Was detained in Cardiff Prison in 1911 having been convicted of stealing a purse. This event followed a string of similar misdemeanours n Liverpool and elsewhere dating back several years. Some question whether this Thomas McAndrew was the Titanic crew member.
Reported to the police by his own wife for assaulting his nephew
In 1900 Killed a fellow shipmate after a fight and was charged with murder; convicted of manslaughter and sentenced to 15 months imprisonment with hard labour. In 1910 he was convicted of a sexual assault on a victim named Lily Harper and sentenced to 3 months' hard labour.
Hannā Mikā'īl Māmā (John Mami)
In later years ran a public house called the Titanic Cafe, but his license was revoked when $1200 worth of stolen alcohol was found on the premises.
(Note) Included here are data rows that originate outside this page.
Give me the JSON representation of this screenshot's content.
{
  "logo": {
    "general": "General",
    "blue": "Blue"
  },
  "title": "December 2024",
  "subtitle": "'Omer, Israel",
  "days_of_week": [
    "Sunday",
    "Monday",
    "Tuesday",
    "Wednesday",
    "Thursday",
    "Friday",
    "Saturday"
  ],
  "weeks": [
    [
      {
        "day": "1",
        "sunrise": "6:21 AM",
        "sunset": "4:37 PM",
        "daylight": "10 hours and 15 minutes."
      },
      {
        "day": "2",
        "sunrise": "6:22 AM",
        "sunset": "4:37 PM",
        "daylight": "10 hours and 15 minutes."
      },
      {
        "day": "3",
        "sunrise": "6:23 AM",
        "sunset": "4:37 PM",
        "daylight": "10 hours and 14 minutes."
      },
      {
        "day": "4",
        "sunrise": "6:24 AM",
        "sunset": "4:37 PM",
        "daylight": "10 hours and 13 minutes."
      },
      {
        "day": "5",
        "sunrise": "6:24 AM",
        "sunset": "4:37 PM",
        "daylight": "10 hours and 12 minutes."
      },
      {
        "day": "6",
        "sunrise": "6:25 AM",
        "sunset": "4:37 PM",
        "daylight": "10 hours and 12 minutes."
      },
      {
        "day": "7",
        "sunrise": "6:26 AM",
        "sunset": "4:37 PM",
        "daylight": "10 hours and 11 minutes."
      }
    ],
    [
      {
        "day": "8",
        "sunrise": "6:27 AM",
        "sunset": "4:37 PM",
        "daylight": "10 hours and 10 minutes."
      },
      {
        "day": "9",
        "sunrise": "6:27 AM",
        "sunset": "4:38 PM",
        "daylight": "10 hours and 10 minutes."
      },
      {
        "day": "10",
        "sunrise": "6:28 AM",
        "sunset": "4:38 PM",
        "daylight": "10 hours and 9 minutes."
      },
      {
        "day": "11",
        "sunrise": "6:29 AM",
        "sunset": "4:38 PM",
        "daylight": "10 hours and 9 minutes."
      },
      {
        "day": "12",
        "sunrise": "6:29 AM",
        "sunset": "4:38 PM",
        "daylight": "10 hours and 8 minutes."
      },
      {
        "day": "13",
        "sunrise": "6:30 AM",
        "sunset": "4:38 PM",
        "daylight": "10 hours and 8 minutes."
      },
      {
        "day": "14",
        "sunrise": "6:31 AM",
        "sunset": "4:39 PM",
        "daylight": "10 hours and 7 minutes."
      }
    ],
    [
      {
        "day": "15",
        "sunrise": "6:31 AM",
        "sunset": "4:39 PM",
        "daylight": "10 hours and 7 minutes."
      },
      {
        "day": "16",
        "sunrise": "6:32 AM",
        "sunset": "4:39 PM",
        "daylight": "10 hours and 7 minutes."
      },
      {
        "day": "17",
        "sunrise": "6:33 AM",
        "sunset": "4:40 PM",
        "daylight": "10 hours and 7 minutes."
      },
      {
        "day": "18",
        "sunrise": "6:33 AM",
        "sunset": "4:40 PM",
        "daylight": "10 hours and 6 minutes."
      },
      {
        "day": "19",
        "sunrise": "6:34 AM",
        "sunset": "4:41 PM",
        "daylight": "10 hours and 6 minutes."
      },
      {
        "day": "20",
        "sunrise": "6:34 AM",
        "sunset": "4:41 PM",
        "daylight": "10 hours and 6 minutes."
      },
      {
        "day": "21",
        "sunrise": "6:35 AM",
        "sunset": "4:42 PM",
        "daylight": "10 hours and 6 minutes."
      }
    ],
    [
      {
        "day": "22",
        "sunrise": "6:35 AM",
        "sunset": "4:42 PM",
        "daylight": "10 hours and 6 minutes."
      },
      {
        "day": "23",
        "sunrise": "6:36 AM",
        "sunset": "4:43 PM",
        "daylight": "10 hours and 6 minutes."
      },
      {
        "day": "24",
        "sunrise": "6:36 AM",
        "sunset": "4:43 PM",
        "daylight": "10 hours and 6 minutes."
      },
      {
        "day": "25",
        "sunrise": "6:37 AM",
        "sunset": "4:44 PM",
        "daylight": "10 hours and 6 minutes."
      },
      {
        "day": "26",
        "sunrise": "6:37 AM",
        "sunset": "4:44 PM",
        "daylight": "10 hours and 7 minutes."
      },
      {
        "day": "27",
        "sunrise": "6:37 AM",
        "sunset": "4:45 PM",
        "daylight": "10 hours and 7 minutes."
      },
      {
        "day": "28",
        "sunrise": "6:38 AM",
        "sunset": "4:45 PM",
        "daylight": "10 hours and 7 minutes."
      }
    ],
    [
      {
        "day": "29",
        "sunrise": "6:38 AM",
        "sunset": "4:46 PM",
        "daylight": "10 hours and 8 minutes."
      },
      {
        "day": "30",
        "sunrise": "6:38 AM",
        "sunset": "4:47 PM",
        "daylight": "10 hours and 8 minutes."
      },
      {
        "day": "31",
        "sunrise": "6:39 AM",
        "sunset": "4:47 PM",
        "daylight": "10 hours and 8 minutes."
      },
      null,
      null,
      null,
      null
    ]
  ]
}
Stabbed and wounded one George Barton at the Victory Inn on East Street; given one month's hard labour at Winchester Castle. Further brushes with the law for drunkenness and for assaulting a police officer. In 1902 killed his wife by stabbing her in the back. Convicted of manslaughter and sentenced to twelve years of penal servitude.
Exact details of her misdemeanours are unknown, further research needed.
An ordained priest, Jouzas secretly administered to the spiritual needs of the Uniates, a religious body proscribed by the Czarist regime. As a result of this service, he was arrested by the Russian government and was sentenced.
It is alleged that Moraweck befriended rich elderly women and induced them to bequeath him money and property.
Su'ādah Ḥannā Nasr-Rizq
Proved to be such a troublemaker in his home country that he had to flee Syria.
Details unknown, further research needed.
Sentenced to 12 weeks hard labour with others for "unlawfully combining together to neglect duty and to impede the navigation of the ship".
John Thomas Pingdestre
Whilst a naval rating spent time in the cells on two occasions. He was released from service in late March 1909 after allegations he had sodomized a deck boy. In 1914 he was convicted of stealing a ladies dress, hose and other items from a ship at Southampton docks and was fined 40s ... read more...
Arrested by US Customs in 1917 on charges of smuggling foreign merchandise.
Christopher Shulver (J. Dilley)
Jailed several times for petty criminality; including stealing chain, criminal damage, stealing money, larceny and receiving stolen goods and stealing money from a gas meter. Perhaps unsurprisingly used a pseudonym when he signed onto the Titanic.
Joseph George Scarrott
Sentenced to one month in prison for bigamy.
Got into petty crime as an adolescent. In 1898 he was sentenced to two months' hard labour for stealing. Later joined the Royal Artillery and repeatedly deserted.
William T. Stead
In 1885 radical journalist William Stead arranged the abduction of a young girl, Eliza Armstrong, to highlight the dangers of modern slavery. He served 3 months in jail.
In May 1912 fireman John Thompson got one month in prison for stealing a gold watch in Southsea. The owner claimed the watch was worth £8 but a sympathetic court marked it down to 25 shillings. Thompson was told that, having been lucky enough to escape the sinking, he should have the sense to stay out of trouble. Newspaper reports gave the name as James Thompson leading to the remote possibility that the criminal was not actually the Titanic fireman.
Titanic steward turned Hollywood bit actor, placed on probation for one year on a charge of contributing to the delinquency of Dorothy Frederick, 17-year-old-dancer.
Possibly committed bigamy
William Henry Worthman / William Jarvis
Several times in prison for housebreaking and theft.
Philip Zenni - reported for assualt on a man in 1920; charged with possession of liquor in 1925 and charged with assault and battery on his wife Elsie in 1926